 the new instrument 'Snowflake Video Imager' on the roof of PE station

Our partners from the KU Leuven installed in January 2016 also a new instrument on the roof of the station, the ‘SnowflakeVideo Imager’ (see third image), designed by NASA. It contains a high-speed camera with sufficient frame rate, pixels, and shutter speed to record thousands of snowflake images in an undisturbed flow. These images are used to derive information on precipitating and blowing snow particle size distribution, as well as information about particle shape. This information on snow particles is important for correct estimation of snowfall amounts based on the radar measurements. A nice test for the instruments has been an impressive storm on 29 and 30 March 2016, with wind speeds around 20 m/s, peaking up to 26 m/s and after which the automatic weather station detected a snow accumulation around 20 cm. When writing this post, just another storm is active in the area of Utsteinen. So far, the instruments cope well with these conditions and the aerosol instruments are well in their cosy shelter (fourth image) – outside storm and very low temperatures, inside around 20 °C. 

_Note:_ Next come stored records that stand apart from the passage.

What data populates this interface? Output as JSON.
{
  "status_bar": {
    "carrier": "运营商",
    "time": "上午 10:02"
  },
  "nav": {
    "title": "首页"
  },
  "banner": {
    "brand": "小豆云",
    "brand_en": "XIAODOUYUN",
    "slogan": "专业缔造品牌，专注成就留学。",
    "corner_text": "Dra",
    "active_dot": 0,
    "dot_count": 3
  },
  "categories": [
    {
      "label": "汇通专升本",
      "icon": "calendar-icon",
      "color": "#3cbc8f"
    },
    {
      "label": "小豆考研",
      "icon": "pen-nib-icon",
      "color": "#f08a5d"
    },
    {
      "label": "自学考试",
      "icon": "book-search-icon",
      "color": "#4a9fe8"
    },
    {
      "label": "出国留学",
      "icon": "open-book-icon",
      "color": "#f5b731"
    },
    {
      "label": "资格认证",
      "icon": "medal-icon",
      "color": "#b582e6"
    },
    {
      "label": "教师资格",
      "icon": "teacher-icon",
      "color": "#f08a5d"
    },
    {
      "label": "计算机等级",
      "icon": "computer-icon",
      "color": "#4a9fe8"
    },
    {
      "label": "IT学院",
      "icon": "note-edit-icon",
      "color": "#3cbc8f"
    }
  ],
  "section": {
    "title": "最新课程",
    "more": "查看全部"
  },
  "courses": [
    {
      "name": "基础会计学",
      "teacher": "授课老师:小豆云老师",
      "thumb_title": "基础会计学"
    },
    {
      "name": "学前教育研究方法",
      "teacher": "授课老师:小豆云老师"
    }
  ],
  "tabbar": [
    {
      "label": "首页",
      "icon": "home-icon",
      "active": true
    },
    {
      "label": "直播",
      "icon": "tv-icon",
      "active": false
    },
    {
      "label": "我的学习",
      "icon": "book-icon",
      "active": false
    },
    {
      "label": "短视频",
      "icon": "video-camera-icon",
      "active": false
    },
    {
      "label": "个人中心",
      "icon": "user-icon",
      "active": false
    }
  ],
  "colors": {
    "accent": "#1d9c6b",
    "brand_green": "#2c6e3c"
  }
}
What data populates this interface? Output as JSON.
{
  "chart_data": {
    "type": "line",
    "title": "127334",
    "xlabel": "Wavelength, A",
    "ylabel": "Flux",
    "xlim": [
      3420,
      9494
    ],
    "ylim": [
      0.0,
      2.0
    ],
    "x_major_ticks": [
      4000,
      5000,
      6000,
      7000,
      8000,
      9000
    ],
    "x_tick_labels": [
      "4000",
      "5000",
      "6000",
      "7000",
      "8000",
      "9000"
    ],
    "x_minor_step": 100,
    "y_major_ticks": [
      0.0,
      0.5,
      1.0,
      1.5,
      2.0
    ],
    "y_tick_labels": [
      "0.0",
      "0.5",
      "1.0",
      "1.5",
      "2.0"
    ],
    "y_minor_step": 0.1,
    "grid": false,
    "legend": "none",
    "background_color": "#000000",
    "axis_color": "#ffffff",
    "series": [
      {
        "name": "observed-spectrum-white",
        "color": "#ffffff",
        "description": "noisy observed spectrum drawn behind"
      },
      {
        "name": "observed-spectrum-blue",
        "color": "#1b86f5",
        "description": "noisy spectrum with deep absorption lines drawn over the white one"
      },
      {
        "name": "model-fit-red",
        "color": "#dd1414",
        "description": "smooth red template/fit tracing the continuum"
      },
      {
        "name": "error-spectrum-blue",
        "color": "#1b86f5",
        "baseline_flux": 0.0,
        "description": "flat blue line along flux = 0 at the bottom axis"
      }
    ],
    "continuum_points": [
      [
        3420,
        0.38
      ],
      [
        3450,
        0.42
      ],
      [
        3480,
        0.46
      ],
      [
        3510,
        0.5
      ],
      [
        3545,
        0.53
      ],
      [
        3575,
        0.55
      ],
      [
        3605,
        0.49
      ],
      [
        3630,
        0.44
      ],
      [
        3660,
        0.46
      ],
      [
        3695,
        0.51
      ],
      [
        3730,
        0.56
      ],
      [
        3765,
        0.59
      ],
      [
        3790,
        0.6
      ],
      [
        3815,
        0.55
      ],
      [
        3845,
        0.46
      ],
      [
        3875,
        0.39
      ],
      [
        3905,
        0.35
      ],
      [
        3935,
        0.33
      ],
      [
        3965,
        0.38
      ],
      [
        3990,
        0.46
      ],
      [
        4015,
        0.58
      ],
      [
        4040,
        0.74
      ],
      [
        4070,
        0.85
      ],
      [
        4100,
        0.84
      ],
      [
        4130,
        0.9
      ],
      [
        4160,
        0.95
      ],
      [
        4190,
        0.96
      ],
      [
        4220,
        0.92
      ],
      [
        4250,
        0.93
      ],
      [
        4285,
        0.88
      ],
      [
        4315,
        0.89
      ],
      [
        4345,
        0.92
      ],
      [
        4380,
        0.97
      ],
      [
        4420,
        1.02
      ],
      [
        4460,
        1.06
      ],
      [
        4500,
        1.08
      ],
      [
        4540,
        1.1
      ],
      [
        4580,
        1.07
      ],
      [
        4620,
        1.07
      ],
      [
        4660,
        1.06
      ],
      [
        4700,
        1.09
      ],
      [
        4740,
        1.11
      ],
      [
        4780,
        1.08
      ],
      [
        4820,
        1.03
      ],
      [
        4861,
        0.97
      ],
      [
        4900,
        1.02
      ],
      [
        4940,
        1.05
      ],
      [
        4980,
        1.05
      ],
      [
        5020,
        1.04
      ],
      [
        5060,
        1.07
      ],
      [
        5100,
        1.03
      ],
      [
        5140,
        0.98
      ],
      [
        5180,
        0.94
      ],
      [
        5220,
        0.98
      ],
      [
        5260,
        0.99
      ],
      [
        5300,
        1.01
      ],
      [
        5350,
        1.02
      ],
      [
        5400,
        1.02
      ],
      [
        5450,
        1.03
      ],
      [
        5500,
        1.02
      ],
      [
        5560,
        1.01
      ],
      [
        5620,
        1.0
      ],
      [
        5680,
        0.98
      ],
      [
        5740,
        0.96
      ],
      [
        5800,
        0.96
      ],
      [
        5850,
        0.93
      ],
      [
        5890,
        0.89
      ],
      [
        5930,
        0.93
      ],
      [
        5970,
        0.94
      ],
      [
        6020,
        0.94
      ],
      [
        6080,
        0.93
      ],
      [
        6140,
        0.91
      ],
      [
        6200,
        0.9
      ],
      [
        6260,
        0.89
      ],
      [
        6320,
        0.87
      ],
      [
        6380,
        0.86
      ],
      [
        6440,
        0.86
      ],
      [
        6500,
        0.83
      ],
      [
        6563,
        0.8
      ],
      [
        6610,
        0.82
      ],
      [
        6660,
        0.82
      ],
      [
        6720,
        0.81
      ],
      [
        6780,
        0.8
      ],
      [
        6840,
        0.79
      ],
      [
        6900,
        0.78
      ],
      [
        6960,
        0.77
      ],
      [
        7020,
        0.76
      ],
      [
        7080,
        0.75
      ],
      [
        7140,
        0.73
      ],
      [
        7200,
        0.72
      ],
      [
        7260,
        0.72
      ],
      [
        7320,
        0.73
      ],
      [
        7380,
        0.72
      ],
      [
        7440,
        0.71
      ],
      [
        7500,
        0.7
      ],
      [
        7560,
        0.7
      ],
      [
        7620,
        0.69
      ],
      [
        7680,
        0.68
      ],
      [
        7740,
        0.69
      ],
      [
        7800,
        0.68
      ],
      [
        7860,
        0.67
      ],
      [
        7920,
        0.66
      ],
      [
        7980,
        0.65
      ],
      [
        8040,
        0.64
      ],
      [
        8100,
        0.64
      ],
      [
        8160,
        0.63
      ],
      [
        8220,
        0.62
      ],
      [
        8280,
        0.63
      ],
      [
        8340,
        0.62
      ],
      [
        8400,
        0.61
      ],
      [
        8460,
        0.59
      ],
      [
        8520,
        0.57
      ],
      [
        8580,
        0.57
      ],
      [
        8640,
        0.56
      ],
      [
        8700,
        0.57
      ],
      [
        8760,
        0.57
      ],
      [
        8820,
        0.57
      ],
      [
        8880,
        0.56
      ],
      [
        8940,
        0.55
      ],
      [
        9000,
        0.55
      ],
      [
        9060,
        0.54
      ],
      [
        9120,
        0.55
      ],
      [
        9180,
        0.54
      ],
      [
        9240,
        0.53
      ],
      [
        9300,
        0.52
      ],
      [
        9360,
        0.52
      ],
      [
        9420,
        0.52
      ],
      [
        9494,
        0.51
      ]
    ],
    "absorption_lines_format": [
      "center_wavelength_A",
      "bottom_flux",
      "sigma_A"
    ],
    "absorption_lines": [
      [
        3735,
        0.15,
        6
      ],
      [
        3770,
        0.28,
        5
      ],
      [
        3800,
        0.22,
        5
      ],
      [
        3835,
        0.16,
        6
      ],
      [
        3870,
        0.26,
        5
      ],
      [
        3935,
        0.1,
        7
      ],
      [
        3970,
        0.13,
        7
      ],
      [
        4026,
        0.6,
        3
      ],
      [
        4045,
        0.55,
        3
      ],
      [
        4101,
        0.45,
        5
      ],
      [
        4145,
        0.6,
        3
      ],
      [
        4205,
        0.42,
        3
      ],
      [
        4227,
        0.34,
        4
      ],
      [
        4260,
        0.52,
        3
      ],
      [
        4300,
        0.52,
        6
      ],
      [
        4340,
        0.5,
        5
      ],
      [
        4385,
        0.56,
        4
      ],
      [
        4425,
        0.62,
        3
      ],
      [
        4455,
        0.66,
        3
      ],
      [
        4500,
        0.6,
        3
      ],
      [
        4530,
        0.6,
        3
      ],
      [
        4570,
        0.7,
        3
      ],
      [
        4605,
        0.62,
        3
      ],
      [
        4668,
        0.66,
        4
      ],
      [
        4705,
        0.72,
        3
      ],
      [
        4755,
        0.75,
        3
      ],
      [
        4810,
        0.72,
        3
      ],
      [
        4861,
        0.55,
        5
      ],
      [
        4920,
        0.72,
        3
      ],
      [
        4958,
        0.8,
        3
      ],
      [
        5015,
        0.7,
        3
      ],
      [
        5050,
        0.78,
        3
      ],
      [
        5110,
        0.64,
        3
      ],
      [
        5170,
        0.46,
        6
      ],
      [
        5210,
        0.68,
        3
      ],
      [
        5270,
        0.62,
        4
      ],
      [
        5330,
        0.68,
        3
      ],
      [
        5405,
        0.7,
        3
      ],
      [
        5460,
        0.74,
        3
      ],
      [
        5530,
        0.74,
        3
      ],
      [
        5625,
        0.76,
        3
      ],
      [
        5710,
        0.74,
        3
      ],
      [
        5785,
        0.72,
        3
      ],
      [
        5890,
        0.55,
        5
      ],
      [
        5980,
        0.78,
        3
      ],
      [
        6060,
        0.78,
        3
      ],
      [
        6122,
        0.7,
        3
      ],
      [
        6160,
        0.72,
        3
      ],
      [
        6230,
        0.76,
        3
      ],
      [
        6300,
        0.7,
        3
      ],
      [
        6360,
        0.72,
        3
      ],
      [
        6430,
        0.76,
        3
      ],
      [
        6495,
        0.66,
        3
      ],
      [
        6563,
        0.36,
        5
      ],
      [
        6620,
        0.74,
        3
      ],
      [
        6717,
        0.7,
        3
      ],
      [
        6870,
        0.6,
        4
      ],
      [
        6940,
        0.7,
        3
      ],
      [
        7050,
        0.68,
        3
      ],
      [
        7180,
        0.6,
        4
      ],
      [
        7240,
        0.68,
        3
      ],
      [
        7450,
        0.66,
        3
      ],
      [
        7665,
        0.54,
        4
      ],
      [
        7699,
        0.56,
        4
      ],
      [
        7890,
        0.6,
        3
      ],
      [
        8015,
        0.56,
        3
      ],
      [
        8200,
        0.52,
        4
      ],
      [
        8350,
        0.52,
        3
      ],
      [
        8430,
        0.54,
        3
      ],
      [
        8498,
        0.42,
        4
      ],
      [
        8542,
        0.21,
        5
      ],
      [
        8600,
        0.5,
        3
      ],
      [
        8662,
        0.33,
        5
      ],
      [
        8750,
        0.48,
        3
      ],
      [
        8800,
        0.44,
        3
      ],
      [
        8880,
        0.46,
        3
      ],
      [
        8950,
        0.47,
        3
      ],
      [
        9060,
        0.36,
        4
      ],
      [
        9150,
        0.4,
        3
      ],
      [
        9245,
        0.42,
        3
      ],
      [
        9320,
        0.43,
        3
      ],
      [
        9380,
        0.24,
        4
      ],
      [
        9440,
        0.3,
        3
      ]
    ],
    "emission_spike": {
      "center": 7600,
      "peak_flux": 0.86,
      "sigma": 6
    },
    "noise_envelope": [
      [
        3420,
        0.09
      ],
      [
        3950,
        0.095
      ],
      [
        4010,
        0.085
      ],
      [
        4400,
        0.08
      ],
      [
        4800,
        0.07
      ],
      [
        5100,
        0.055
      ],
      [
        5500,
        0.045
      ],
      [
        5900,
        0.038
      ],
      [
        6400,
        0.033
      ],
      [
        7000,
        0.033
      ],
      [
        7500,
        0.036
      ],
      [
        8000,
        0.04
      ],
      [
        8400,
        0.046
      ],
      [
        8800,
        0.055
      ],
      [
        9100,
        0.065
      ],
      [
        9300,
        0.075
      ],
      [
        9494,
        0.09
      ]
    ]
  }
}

inside the aerosol instrument shelter during winter season

Thursday, 3 December 2015

Aerocloud Teamhas arrived at Princess Elisabeth station



Quentin and Christian arrived safely last week Friday, early in the morning at 1am, at Utsteinen. Unfortunately, our air cargo boxes carrying several scientific instruments  (like the new MAX-DOAS, the radiosounding equipment or the Laser Aerosol Spectrometer) have not been with them for their flight to Antarctica. The boxes were still in Amsterdam for for us unknown reasons, although they were picked up in time in Belgium. Finally, they arrived end of November in Cape Town, South Africa, and will be flown in by the next Ilyushin cargo flight, scheduled for today. After their arrival, Quentin and Christian checked that the already installed scientific instrumentation worked well, and  that all necessary accessories were there. 


 Measured effective UV Index at Princess Elisabeth station on 30 November 2015
 
As the weather conditions have been very good the last days, they have already been able to re-install the Brewer ozone spectrophotometer, which measures the total atmospheric column amount of ozone. This year’s ozone hole over Antarctica is one of the largest and total ozone amounts over Dronning Maud Land, the region where also Princess Elisabeth station is located, are still extremely low, between 150 and 200 Dobson units. As ozone protects us against the harmful UV radiation, lower total ozone values mean higher values of the UV index, which reached values up to 12 (!) during the last days. A value above 10 means that unprotected human skin will get sunburned within 10 minutes. At the station, the team members can follow the local UV index evolution in real-time and can thus protect their skin and eyes accordingly. The link to the near-real time UV index at Utsteinen can be found here (if there is no image, then the satellite link to the station is down at that moment). 


 The special cloud bringing very light snowfall and white frost to Utsteinen
 
But we are not only interested in atmospheric gases, also particles and particularly clouds interest us. A very special one occurred on Saturday, 28 November. In the evening, a close-to-the-ground stratus, resembling to fog, was advected from NE. During the time of its passage, visibility was significantly reduced, light snowfall was present and there was white frost formation. Such white frost formation we have never before experienced at the station, very special thus. The event lasted bit more than 3 hours, and afterwards the white frost sublimated rapidly. The next days, Quentin and Christian will do some necessary calibration and maintenance work of the scientific instrumentation and will welcome the boxes with the other instruments and equipment.